If you’re feeling crazy, take it a step further and invite in an audience. The PBL gods wouldn’t quite be satisfied with a project like this, because it’s lacking in a few areas, one of them being “authentic audience” (if you have no idea what I’m talking about, you can read a little bit more here). There are a million ways you can try to infuse authentic audience into projects, but for one like this, I’d probably turn it into a competition. Have the kids present their projects to each other, compete for the best dream house, and vote on the top three in each class. After you’ve narrowed it down to the top few, invite in someone’s parent who is a real estate agent (or an administrator, or another teacher) and have them pick a winner from the final candidates. Ideally, this person would have some familiarity with Spanish, or you could have the kids present in Spanish and translate for each other. For an off-the-walls creative project like this one, it helps to pick an audience who would be open to picking from off-the-walls options (preferably someone who could believably say something like “yes, the aesthetic in your donut palace would be ideal for the market right now”). I find getting an outsider into class keeps things SO much more interesting, and that level of competition gets the kids elevating their projects to another level if you have the space in the curriculum to add it in!
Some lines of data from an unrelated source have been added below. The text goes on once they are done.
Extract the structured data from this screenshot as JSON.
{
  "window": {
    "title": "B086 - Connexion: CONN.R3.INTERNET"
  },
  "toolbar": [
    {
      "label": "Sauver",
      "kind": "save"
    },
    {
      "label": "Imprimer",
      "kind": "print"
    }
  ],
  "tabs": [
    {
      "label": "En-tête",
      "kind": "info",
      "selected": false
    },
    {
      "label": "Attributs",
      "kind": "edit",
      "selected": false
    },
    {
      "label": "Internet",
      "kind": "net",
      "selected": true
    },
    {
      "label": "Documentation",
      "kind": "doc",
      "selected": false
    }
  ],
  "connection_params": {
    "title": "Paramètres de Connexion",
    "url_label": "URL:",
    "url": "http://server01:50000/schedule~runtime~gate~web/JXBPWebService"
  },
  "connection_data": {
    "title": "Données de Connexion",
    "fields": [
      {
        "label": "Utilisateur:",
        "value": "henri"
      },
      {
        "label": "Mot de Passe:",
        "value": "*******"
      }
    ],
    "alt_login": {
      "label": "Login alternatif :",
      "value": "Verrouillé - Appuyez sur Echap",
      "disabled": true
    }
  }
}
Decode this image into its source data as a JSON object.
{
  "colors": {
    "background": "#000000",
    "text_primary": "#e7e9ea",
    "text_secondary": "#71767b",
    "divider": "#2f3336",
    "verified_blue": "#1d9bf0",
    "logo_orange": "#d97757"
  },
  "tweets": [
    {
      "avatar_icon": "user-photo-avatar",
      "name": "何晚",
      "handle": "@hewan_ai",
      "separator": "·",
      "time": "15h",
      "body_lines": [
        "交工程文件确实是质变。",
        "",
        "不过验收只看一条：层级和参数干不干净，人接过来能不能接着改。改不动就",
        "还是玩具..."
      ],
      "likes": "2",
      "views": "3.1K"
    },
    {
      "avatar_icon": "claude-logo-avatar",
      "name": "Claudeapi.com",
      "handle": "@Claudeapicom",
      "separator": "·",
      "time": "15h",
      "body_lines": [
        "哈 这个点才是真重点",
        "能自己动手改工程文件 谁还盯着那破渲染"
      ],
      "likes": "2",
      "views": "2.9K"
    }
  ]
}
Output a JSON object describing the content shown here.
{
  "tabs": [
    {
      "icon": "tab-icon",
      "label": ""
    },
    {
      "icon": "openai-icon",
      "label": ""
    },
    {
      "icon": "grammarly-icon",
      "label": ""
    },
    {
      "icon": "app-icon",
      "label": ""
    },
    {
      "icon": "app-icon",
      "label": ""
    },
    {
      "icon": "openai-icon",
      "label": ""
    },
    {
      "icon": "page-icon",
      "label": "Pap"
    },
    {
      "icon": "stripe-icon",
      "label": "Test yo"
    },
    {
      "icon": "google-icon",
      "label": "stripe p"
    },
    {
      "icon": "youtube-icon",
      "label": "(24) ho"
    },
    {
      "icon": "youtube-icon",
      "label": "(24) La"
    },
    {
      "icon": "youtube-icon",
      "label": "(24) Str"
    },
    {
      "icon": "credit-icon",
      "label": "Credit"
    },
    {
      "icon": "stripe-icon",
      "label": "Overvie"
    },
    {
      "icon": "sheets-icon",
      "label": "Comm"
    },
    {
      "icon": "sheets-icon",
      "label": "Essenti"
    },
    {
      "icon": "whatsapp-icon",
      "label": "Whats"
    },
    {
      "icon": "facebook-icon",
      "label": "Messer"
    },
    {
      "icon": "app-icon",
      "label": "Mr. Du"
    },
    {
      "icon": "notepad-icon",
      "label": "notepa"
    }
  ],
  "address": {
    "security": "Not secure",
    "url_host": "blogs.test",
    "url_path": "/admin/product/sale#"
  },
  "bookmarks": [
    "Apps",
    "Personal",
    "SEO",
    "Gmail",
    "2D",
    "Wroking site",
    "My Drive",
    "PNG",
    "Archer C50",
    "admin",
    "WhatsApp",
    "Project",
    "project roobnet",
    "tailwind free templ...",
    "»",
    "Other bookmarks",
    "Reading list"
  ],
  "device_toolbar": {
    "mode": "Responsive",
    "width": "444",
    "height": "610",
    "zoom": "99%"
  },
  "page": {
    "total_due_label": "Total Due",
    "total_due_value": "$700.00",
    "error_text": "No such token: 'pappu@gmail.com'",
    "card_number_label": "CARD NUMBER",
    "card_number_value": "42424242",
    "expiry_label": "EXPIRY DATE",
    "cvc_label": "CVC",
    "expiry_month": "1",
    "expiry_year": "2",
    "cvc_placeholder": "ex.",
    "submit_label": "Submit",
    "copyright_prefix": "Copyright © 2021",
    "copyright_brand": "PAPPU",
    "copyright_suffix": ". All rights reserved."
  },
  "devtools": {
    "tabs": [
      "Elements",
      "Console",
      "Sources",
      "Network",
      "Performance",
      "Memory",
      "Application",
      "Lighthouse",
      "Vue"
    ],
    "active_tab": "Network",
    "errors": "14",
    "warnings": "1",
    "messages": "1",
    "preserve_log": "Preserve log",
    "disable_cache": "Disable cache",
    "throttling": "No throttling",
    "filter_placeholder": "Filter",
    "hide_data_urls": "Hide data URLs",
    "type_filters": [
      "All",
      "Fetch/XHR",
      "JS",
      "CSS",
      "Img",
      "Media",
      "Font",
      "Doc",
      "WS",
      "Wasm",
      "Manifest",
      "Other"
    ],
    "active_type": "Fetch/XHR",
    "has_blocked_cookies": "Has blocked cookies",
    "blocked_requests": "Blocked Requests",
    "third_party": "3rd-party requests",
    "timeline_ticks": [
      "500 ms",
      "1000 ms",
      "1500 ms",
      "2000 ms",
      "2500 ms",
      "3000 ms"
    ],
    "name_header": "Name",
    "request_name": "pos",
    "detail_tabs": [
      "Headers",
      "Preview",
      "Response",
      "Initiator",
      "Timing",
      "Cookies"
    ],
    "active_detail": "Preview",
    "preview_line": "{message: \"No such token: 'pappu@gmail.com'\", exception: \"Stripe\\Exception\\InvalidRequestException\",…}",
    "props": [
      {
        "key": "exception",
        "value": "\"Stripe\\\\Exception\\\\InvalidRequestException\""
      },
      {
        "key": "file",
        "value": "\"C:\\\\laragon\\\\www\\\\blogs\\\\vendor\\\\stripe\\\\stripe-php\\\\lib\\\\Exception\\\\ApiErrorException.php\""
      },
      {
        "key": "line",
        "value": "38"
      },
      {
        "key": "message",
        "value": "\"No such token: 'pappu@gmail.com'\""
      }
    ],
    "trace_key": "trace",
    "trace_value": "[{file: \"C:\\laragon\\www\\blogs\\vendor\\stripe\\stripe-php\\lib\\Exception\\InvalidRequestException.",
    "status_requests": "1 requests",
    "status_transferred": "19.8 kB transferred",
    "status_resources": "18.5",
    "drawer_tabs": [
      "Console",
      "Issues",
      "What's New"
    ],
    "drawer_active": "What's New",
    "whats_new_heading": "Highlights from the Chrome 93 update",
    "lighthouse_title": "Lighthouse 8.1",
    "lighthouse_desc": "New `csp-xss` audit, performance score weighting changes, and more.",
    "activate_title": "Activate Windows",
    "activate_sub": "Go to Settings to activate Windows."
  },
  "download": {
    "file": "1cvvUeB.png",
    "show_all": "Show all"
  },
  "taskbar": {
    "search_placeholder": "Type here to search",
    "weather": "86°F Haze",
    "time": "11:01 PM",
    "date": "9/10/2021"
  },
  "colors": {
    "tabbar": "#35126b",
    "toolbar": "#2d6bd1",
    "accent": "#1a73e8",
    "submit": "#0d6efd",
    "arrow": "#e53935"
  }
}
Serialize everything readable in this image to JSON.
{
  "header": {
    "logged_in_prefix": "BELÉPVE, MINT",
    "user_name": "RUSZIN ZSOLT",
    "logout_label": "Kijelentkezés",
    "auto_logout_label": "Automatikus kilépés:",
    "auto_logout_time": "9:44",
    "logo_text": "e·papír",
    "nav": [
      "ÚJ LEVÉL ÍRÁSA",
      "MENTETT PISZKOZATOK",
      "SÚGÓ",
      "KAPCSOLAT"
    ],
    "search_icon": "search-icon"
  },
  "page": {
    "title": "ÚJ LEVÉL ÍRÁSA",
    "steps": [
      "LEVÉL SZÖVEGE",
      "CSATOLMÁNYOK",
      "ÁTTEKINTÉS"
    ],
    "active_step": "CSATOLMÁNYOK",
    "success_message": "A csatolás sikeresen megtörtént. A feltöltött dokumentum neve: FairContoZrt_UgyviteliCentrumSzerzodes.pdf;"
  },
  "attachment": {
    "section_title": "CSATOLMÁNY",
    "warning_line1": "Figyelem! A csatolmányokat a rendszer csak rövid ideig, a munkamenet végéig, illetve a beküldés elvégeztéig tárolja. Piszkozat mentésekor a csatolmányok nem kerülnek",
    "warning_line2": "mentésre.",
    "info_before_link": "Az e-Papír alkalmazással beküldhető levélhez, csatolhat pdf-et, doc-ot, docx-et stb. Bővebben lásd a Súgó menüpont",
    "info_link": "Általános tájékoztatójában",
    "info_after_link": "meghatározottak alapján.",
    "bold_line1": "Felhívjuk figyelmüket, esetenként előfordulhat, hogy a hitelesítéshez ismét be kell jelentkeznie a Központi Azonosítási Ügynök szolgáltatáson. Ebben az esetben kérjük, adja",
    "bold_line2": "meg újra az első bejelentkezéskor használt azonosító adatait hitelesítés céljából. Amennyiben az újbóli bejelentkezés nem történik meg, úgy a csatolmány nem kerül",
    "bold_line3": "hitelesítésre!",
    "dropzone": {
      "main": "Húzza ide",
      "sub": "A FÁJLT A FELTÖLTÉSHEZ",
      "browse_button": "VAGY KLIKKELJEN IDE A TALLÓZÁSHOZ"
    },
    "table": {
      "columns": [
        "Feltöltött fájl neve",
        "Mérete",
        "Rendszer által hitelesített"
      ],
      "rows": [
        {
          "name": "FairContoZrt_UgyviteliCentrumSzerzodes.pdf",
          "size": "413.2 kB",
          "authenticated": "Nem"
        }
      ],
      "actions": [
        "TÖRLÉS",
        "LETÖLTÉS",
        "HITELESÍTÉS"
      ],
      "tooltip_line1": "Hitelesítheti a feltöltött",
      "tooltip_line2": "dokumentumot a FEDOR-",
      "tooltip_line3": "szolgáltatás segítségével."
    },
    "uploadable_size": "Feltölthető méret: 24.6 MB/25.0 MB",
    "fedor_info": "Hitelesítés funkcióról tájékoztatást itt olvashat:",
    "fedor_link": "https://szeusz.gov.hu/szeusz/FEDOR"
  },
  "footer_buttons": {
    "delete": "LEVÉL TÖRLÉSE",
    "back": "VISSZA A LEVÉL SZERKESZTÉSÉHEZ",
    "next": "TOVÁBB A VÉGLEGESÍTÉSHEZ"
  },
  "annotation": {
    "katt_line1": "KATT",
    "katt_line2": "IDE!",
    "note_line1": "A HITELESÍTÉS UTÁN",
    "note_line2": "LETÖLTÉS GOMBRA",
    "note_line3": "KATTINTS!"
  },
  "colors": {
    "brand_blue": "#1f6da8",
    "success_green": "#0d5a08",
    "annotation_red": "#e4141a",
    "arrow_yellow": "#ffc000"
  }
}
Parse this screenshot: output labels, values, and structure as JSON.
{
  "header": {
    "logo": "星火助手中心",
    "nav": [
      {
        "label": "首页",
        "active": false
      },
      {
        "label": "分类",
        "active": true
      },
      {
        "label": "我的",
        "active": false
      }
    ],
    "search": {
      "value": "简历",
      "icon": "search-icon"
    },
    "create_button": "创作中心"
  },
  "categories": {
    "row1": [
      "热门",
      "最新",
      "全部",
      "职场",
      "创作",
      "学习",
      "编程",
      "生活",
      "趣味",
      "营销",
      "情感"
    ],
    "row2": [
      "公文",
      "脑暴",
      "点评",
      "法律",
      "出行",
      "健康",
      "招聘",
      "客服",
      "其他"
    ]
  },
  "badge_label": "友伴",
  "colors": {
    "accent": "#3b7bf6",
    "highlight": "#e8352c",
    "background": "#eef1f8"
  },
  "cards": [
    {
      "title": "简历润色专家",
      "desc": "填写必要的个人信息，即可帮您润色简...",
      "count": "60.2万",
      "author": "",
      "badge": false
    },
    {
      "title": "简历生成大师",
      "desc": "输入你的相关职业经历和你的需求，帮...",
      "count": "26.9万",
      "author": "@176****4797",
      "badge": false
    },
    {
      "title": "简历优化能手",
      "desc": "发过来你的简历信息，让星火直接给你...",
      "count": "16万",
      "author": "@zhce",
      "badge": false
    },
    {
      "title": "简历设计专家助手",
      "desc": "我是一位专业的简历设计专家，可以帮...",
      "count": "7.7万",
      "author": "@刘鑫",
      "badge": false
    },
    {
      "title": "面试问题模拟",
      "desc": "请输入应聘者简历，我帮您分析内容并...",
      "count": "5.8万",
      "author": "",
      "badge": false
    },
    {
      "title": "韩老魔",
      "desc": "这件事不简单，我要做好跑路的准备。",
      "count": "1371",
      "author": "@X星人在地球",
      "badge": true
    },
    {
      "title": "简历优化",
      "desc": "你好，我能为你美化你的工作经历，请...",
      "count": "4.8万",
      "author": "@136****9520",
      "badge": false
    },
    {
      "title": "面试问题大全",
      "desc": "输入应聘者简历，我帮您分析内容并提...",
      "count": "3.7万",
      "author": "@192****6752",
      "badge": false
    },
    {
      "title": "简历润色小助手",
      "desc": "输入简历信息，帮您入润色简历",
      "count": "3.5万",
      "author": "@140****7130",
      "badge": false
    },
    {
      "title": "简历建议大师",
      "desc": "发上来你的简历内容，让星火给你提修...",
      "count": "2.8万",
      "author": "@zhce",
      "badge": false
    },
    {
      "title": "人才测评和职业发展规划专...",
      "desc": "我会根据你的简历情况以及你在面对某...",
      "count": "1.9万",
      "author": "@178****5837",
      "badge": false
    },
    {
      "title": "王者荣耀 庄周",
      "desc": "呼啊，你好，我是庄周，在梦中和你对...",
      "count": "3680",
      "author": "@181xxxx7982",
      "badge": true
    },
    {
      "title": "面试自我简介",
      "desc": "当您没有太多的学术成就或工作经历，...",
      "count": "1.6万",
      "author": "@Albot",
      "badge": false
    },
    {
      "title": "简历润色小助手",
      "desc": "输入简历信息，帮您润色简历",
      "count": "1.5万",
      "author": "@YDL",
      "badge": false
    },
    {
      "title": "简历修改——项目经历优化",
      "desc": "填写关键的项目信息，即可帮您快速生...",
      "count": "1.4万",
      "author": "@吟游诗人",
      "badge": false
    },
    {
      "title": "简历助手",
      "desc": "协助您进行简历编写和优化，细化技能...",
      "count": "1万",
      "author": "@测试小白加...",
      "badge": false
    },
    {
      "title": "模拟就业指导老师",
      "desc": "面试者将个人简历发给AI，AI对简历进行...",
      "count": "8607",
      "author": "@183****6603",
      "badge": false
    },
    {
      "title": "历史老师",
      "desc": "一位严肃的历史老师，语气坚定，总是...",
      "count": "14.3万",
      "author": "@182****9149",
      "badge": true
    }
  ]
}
Enjoy the ride. Every year and every class will bring new fun ideas that you can share with the classes who are not quite excited about a label-a-house project. Every year and every project, you’ll get that initial “okay, what’s the minimum I have to do to get an A,” but the challenge is pushing past that apathy to get to The Gleam (trademark Laura Sexton). Communicate the expectations, but use the strengths and interests you know about your kids to suggest something they can get excited about. It makes the whole process so much more engaging for everyone involved.
If you want to see how I normally present a project like this to my students, I’ve posted the simple version on Teachers Pay Teachers here (for French class here). You can purchase it or click on the Preview file to see how you’d adapt it to fit your needs. Enjoy!!